The CDC used whole genome sequencing (WGS) that provided fingerprints for pathogens was used to analyze 184 isolates from ill consumers. They found that the E. coli O157:H7 causing the outbreak was resistant to chloramphenicol, streptomycin, sulfisoxazole, tetracycline, and trimethoprim-sulfamethoxazole. Isolates from four of those ill people also contained genes for resistance to ampicillin and ceftriaxone. However, these resistances do not impact patients since these antibiotics are not recommended for treatment of E. coli O157 infections.
CDC and FDA need to do more work to determine just how and why this strain of E. coli O157: H7 could have gotten into this body of water and how that led to contamination of romaine lettuce from multiple farms.
New techniques make the investigation more efficient
In his statement, Scott Gottlieb, FDA commissioner, praised the work of the CDC during this outbreak and the utilization of new technologies such as WGS claiming “What’s happening is that our ability to identify outbreaks has dramatically improved due to new information technologies and laboratory techniques. “
Dr. Gottlieb said “Despite our best efforts to ensure the safest food supply possible, foodborne illness continues to occur in the U.S. and elsewhere around the globe. In the U.S., CDC — the agency that primarily detects multi-state outbreaks of illness — estimates that foodborne illness affects nearly 50 million people annually, which is about one in six Americans. Of these, an estimated 128,000 people are hospitalized, and 3,000 die each year.

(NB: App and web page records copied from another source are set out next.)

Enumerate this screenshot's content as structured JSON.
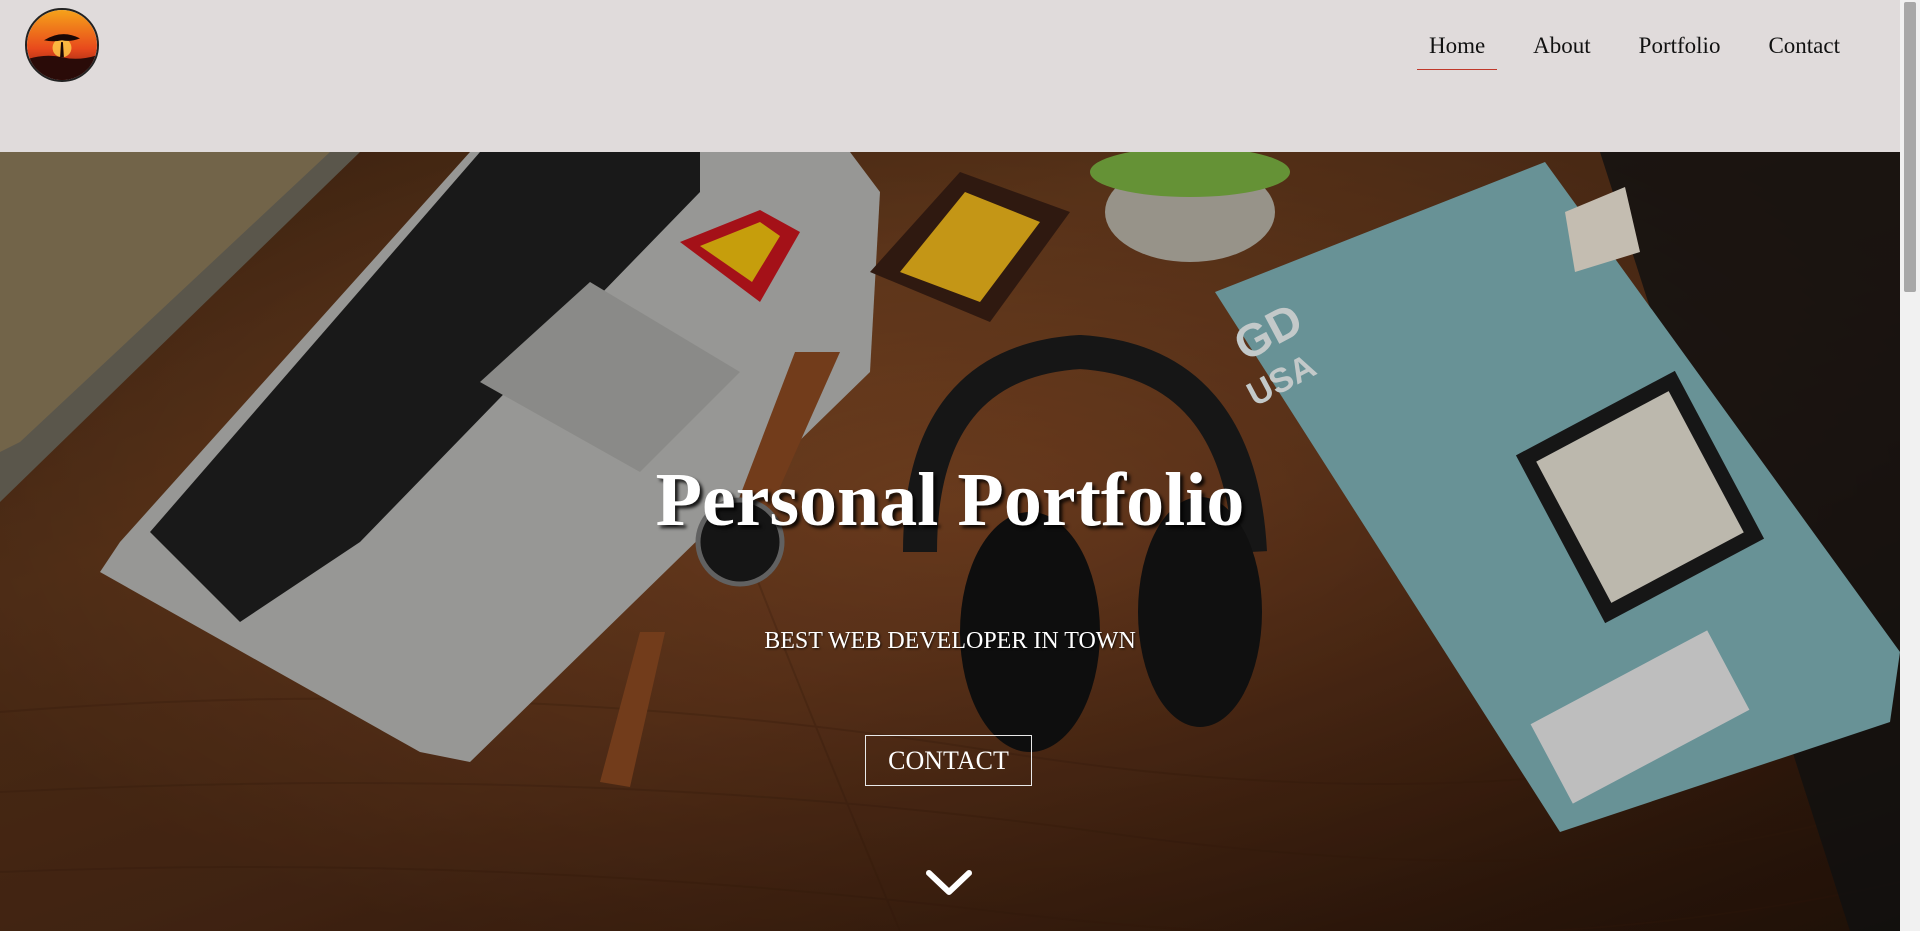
{
  "brand": {
    "logo_icon": "sunset-tree-logo-icon"
  },
  "nav": {
    "items": [
      {
        "label": "Home",
        "active": true
      },
      {
        "label": "About",
        "active": false
      },
      {
        "label": "Portfolio",
        "active": false
      },
      {
        "label": "Contact",
        "active": false
      }
    ],
    "active_underline_color": "#c0392b"
  },
  "hero": {
    "title": "Personal Portfolio",
    "subtitle": "BEST WEB DEVELOPER IN TOWN",
    "cta_label": "CONTACT",
    "scroll_icon": "chevron-down-icon",
    "background_image": "desk-with-laptop-headphones-watch-magazine"
  },
  "colors": {
    "header_bg": "#e0dbdb",
    "text_light": "#ffffff"
  }
}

These numbers are tragically high… We need to take additional steps, and do it faster, to improve the safety of our food supply. “

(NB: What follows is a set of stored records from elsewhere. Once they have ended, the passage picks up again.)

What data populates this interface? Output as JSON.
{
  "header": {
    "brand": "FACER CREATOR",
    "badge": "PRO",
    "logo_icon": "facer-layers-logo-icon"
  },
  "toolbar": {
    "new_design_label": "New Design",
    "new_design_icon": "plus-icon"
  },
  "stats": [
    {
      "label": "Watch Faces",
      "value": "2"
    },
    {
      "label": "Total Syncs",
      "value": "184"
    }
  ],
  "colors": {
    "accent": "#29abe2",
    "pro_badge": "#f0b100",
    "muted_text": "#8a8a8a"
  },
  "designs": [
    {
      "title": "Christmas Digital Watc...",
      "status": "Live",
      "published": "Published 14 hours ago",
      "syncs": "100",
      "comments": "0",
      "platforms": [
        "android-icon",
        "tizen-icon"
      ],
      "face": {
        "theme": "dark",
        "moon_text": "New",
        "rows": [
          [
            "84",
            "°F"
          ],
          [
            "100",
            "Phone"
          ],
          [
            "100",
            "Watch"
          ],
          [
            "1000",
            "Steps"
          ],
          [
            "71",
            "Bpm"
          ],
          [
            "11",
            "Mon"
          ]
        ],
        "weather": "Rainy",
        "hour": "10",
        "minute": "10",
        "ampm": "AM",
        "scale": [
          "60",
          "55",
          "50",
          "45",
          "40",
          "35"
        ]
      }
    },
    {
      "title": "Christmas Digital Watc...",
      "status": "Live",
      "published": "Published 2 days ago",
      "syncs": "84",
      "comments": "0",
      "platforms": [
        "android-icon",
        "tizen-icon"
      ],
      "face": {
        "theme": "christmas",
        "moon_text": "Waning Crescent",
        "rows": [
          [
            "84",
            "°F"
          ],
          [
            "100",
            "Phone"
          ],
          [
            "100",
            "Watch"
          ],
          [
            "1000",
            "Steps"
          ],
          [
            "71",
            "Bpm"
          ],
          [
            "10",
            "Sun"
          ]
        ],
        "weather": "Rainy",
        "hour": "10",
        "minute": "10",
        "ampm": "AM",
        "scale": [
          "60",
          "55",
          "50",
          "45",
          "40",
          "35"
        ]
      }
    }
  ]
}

He promised that”When appropriate and available, we’ll release information on retail outlets where contaminated foods may have been purchased if this information can quicken a recall or help a consumer better identify a product.” as was done with pre-cut melon.
Missing from this discussion is the need for better tracking mechanisms that will allow the FDA and food manufacturers and processors to quickly identify the source of an outbreak and remove the products from the shelves.
Finally, Dr. Gottlieb said, “I remain committed to investing in FDA’s food program, and building on its success — and to applying the FDA’s food safety expertise to protect American families and keep them safe.”